To the extent that he is selling a political philosophy, it’s this: “I’m really rich.” He’s not just bragging when he says that. What he means is that the system is so broken that anyone who is not really rich is at the mercy of their financial backers. “I’m really rich” is Trump’s way of saying he is, by virtue of his terrific wealth, incorruptible.
Trump is a cynic. In his view, the only way to fix the broken process by which candidates are elected using massive sums of money funneled to them by shadow organizations and power-hungry billionaires looking to get favors in return is to evade the process altogether by supporting someone like him—someone with the capacity to be their own biggest donor, and thus to answer to no one but themselves.
In his June 16 announcement speech, Trump mentioned lobbyists six times.
“I’ve watched politicians,” he said. “They will never make America great again.
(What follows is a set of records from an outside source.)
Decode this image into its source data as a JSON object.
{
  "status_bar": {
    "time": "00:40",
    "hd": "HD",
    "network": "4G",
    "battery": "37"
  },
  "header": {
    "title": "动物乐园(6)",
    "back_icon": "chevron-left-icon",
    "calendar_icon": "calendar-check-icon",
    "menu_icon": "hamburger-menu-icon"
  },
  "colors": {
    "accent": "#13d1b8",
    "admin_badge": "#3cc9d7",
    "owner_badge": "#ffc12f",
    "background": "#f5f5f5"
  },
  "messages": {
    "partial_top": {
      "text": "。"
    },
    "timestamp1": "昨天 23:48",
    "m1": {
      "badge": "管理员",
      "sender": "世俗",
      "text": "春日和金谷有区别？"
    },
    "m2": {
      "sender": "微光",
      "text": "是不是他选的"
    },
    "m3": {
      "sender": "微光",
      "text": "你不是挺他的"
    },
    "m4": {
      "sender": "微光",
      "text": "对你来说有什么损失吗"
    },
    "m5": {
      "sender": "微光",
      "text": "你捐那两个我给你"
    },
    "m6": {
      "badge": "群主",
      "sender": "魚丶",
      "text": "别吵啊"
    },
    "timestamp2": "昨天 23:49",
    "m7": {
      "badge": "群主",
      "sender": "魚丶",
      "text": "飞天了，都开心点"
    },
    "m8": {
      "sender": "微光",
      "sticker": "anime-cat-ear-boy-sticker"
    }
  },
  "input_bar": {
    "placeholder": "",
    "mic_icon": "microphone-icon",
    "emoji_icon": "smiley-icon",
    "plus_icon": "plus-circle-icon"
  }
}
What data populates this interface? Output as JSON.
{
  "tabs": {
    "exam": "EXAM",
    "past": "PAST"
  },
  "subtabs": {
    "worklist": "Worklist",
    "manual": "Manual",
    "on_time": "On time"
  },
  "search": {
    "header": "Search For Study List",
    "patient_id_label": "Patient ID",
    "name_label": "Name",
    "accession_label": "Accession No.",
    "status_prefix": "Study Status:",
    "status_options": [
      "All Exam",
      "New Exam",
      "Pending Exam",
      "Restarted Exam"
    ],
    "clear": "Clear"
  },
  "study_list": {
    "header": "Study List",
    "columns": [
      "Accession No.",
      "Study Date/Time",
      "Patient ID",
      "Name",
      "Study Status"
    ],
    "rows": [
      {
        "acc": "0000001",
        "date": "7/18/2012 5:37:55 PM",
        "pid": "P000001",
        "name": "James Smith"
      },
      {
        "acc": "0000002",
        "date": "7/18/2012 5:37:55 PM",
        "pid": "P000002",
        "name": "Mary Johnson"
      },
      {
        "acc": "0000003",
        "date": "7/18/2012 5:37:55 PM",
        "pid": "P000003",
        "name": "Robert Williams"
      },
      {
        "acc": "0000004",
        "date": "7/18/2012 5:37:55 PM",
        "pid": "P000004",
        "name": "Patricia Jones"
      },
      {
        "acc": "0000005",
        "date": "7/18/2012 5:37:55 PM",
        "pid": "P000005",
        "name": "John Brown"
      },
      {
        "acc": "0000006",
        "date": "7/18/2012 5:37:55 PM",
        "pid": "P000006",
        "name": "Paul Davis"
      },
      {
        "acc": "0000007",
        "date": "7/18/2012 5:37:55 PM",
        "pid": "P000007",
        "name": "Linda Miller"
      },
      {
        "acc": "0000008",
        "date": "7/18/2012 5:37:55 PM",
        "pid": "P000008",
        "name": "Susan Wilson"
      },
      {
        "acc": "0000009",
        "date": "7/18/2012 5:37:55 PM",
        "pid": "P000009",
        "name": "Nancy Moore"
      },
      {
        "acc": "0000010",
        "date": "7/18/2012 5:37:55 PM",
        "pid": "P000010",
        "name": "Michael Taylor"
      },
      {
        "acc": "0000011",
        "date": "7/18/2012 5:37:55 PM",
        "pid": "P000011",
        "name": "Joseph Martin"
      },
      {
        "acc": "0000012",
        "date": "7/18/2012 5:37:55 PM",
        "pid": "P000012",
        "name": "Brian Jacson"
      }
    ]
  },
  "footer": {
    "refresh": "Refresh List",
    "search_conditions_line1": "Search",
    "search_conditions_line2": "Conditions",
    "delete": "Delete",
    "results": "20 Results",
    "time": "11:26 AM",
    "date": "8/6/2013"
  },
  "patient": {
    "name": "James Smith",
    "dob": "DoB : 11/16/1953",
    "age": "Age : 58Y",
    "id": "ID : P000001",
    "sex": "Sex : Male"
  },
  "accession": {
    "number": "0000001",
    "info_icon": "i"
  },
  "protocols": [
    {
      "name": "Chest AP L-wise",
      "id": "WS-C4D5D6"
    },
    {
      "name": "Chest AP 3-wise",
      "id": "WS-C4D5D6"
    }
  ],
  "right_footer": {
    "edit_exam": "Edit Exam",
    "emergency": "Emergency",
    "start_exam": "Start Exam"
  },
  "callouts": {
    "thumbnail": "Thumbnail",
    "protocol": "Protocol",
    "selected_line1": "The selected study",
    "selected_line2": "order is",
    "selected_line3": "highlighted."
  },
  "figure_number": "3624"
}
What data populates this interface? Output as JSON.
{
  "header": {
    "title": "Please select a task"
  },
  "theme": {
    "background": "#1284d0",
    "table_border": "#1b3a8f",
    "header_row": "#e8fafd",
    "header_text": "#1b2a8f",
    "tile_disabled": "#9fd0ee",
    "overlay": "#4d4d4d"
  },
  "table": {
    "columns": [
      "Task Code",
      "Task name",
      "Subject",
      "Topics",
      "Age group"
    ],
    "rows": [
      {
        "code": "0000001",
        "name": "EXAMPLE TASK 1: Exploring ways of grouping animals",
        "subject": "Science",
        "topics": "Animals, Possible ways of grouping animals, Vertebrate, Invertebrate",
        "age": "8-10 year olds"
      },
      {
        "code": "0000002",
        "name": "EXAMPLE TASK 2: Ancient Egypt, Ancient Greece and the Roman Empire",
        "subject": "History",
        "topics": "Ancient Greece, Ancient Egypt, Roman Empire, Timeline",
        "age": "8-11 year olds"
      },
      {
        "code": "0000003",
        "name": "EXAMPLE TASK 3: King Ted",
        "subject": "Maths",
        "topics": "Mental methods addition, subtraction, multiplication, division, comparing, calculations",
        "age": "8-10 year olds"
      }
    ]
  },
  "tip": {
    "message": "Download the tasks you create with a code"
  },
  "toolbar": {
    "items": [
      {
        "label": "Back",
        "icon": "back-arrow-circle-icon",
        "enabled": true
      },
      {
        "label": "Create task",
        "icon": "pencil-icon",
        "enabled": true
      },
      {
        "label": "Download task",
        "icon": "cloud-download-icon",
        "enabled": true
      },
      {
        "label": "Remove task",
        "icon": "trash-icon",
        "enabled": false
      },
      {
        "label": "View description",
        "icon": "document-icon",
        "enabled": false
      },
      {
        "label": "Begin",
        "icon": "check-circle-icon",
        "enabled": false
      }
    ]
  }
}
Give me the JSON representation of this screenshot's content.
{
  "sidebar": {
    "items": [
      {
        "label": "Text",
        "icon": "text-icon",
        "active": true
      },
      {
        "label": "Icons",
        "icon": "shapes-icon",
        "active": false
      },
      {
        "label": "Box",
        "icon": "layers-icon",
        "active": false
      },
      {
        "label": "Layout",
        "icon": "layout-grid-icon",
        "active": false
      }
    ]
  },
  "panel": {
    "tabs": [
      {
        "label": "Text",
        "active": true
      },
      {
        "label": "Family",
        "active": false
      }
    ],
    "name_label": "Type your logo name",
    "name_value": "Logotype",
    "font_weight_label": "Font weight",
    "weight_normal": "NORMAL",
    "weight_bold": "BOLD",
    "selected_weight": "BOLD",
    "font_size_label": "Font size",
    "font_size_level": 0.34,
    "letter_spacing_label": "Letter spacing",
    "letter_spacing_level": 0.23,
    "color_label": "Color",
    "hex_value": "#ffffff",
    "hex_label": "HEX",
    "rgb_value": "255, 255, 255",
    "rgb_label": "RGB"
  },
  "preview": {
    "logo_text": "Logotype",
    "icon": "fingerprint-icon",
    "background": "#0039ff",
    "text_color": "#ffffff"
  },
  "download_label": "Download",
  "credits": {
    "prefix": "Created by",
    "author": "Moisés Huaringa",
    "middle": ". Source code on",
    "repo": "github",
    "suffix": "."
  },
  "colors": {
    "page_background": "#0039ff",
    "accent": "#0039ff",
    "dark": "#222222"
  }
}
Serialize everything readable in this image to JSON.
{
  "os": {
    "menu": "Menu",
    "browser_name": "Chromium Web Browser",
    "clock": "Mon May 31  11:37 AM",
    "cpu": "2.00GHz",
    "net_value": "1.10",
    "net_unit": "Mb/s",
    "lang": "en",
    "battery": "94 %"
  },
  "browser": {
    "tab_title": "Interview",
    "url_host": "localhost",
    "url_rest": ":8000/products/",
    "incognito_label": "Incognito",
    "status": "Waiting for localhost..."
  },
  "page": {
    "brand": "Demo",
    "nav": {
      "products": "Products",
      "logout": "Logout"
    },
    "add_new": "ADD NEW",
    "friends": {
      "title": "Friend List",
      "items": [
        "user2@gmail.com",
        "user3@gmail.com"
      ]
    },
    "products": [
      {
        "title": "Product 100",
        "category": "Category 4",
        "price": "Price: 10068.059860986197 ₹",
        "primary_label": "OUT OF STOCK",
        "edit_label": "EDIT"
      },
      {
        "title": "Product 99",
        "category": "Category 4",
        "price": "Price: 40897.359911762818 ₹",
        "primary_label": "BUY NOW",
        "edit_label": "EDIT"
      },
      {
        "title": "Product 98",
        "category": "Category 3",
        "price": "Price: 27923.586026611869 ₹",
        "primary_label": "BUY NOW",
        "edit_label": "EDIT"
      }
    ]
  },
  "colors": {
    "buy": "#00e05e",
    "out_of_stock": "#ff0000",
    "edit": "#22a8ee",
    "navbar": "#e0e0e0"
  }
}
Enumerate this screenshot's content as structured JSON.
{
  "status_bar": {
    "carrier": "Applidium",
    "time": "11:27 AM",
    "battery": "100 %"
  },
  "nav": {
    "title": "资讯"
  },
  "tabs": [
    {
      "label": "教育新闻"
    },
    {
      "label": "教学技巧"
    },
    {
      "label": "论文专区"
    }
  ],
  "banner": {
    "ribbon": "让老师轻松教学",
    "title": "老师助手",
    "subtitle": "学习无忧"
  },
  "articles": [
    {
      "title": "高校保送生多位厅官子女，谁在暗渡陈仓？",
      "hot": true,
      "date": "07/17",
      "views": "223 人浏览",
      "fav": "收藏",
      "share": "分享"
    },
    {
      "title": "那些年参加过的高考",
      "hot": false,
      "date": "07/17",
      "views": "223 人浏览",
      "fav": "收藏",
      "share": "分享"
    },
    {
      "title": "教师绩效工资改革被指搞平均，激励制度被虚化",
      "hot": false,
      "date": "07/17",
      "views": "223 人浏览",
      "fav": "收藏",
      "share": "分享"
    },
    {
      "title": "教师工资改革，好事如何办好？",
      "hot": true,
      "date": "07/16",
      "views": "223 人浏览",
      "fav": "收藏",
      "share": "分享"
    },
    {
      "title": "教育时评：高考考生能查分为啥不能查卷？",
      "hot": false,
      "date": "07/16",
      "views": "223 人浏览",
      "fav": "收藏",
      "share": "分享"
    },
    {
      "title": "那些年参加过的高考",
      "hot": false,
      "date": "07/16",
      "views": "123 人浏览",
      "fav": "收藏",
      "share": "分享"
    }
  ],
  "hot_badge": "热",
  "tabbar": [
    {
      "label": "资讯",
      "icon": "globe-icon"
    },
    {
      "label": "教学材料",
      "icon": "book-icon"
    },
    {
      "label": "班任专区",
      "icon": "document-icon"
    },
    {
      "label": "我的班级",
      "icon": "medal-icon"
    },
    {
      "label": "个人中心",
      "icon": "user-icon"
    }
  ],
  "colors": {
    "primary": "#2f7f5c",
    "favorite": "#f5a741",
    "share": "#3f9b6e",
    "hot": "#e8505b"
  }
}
They don’t even have a chance. They’re controlled fully—they’re controlled fully by the lobbyists, and by the special interests, fully.”
Ford Motor, Trump complained, was going to build a $2.5 billion car factory in Mexico, and if anyone besides him were president, they couldn’t do a thing to stop it. “They’re going to get a call from the donors or probably from the lobbyist for Ford and say, ‘You can’t do that to Ford, because Ford takes care of me and I take care of you, and you can’t do that to Ford.’”
President Trump, of course, could do whatever he pleased to Ford. “I’m using my own money,” he said. “I’m not using the lobbyists. I’m not using donors. I don’t care. I’m really rich.”